South Africa’s government is facing increased opposition on the topic of fuel prices, driven by global demand but also by Eskom’s increased needs.
The Department of Mineral Resources and Energy (DMRE) said petrol prices would increase by at least 2.37 rand ($0.15) per litre as of June 6. Diesel with 0.05% sulphur is going up by 2.31 rand ($0.14), the DMRE continued.
The ministry blamed the price increase on higher Brent prices, combined with a shortage of refining capacity. Furthermore, a temporary fuel price limit imposed by the DMRE and Treasury has now lapsed.
Opposition party the Democratic Alliance (DA) is focusing increasingly on the topic of fuel prices. When President Cyril Ramaphosa came to power, petrol cost 13.76 rand ($0.84) per litre. It has risen to 26.74 rand ($1.64), the DA said.
The African National Congress (ANC) has “uncaringly abused” the people of South Africa through artificially high fuel prices, an open letter has said. The DA advocates for cutting taxes and fuel levies, which would reduce the cost by one third.
In particular, the DA called for the government to scrap the Road Accident Fund.
In the 2020-21 year, 40.7% of petrol prices came from taxes and 45% for diesel. This is due to fall to 31% and 33% respectively in 2022-23.
Availability of liquid fuels has suffered as a result of Eskom’s difficulties. The power operator announced stage 6 load shedding last week, with consumers lacking electricity for up to six hours per day. It is currently at stage 4 load shedding.
The DA criticised the ANC government for its “lethargic” response to Eskom. The opposition party called for the government to declare a state of disaster.
As of July 1, Eskom said it had 3,104 MW offline for maintenance, with another 17,431 MW unavailable because of breakdowns. Further complicating Eskom’s efforts have been labour problems, with an unauthorised strike.
One way in which Eskom has tackled the problem is by burning more diesel.
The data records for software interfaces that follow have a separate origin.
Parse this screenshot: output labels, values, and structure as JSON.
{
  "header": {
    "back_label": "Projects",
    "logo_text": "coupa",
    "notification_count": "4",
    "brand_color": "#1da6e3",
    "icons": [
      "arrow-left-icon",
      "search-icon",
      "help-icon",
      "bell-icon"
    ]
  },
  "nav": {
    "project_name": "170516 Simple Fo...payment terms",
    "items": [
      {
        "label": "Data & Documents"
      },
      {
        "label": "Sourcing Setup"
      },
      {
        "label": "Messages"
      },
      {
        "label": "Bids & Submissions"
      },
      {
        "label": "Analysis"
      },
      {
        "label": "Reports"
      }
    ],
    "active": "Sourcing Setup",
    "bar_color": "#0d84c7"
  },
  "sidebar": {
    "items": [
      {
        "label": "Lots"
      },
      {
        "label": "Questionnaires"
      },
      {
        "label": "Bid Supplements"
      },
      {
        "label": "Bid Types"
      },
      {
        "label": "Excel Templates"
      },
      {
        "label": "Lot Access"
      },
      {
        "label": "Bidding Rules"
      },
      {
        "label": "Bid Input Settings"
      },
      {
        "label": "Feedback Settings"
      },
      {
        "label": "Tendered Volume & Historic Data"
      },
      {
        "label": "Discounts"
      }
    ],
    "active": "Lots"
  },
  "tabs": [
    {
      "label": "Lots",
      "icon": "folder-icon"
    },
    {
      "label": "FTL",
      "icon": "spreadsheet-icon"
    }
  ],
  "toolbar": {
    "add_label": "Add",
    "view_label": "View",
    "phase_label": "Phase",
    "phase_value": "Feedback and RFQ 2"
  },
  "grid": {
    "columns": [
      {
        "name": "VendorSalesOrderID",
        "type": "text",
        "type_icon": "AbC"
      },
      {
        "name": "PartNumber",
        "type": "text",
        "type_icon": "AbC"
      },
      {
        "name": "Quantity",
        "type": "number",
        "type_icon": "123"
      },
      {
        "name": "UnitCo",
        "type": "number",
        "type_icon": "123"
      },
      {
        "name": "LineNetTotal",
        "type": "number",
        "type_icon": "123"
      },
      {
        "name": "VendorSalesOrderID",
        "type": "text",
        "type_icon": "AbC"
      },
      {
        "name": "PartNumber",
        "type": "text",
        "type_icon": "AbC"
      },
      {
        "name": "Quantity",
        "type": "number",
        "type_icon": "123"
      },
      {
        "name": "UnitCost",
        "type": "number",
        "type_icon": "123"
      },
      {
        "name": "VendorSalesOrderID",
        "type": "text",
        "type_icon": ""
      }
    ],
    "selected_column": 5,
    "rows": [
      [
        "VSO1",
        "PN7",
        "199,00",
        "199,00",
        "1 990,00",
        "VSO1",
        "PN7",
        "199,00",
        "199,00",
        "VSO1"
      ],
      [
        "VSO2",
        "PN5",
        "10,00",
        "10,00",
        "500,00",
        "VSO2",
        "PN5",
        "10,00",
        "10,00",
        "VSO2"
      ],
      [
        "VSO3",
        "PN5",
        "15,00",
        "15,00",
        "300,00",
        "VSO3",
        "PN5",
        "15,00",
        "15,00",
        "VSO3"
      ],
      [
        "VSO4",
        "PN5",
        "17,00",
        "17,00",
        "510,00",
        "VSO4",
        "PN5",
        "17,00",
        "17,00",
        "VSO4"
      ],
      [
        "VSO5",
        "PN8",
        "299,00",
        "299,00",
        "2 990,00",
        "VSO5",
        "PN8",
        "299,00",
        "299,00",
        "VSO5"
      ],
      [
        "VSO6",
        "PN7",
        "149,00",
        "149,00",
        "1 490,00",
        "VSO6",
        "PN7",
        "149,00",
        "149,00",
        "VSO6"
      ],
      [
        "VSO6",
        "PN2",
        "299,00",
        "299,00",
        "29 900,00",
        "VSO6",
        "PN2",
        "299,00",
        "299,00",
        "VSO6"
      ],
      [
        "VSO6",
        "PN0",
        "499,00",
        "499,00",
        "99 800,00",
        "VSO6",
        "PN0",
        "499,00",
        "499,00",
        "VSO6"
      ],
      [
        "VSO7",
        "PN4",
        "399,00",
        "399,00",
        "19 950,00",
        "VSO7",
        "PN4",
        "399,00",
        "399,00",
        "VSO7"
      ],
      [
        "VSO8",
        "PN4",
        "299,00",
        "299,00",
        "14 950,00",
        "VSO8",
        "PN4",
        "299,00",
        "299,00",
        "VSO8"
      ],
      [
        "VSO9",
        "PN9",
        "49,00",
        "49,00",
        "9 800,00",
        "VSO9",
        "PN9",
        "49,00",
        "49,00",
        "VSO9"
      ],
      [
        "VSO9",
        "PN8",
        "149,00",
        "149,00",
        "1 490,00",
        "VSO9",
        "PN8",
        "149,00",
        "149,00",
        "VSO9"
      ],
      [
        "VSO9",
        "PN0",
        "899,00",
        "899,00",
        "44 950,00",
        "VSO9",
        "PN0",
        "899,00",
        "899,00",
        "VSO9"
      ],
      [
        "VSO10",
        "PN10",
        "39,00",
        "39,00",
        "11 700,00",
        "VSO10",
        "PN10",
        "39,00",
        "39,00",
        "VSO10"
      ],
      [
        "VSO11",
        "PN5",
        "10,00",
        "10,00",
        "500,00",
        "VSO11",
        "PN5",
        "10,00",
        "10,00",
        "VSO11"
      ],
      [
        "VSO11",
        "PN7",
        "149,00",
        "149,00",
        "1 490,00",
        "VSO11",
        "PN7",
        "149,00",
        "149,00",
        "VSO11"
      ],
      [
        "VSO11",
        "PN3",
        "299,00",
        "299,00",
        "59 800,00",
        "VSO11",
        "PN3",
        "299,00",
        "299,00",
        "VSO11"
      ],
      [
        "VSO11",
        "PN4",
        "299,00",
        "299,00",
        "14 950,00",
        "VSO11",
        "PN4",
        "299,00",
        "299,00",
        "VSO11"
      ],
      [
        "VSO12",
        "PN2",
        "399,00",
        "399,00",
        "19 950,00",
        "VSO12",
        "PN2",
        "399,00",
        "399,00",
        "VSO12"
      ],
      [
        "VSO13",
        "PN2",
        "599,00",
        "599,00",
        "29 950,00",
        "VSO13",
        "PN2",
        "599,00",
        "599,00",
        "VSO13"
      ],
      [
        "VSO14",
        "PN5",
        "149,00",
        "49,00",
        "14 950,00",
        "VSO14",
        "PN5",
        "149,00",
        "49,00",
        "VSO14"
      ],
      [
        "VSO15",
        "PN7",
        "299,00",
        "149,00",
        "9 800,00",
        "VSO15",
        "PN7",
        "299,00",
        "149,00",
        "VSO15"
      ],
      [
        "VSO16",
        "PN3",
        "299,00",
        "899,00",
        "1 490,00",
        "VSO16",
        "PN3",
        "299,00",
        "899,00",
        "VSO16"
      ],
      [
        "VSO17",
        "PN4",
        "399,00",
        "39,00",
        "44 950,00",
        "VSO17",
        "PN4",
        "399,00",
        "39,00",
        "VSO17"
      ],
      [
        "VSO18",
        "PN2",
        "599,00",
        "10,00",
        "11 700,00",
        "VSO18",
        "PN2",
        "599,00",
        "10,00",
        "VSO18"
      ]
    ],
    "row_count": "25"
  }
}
An MP from the minority Good party, Brett Herron, said Eskom had spent 5.3 billion rand ($325 million) on diesel in the first half of the year. Two power plants, Ankerlig and Gourikwa, consumed 273mn litres of diesel in the five-month period.
Eskom executives have previously warned that securing diesel supplies is critical to the company’s operations. If it cannot secure these, it might reach stage 7 or 8 of load shedding.
Meanwhile, Eskom’s diesel demand is putting strain on the economy. Bloomberg reported last week that Growthpoint Properties, a property investment trust, was running out of diesel to sustain generators at its buildings.
“Our resources are stretched to their limits. Our diesel providers have exhausted their diesel supply,” the news agency reported Growthpoint as saying.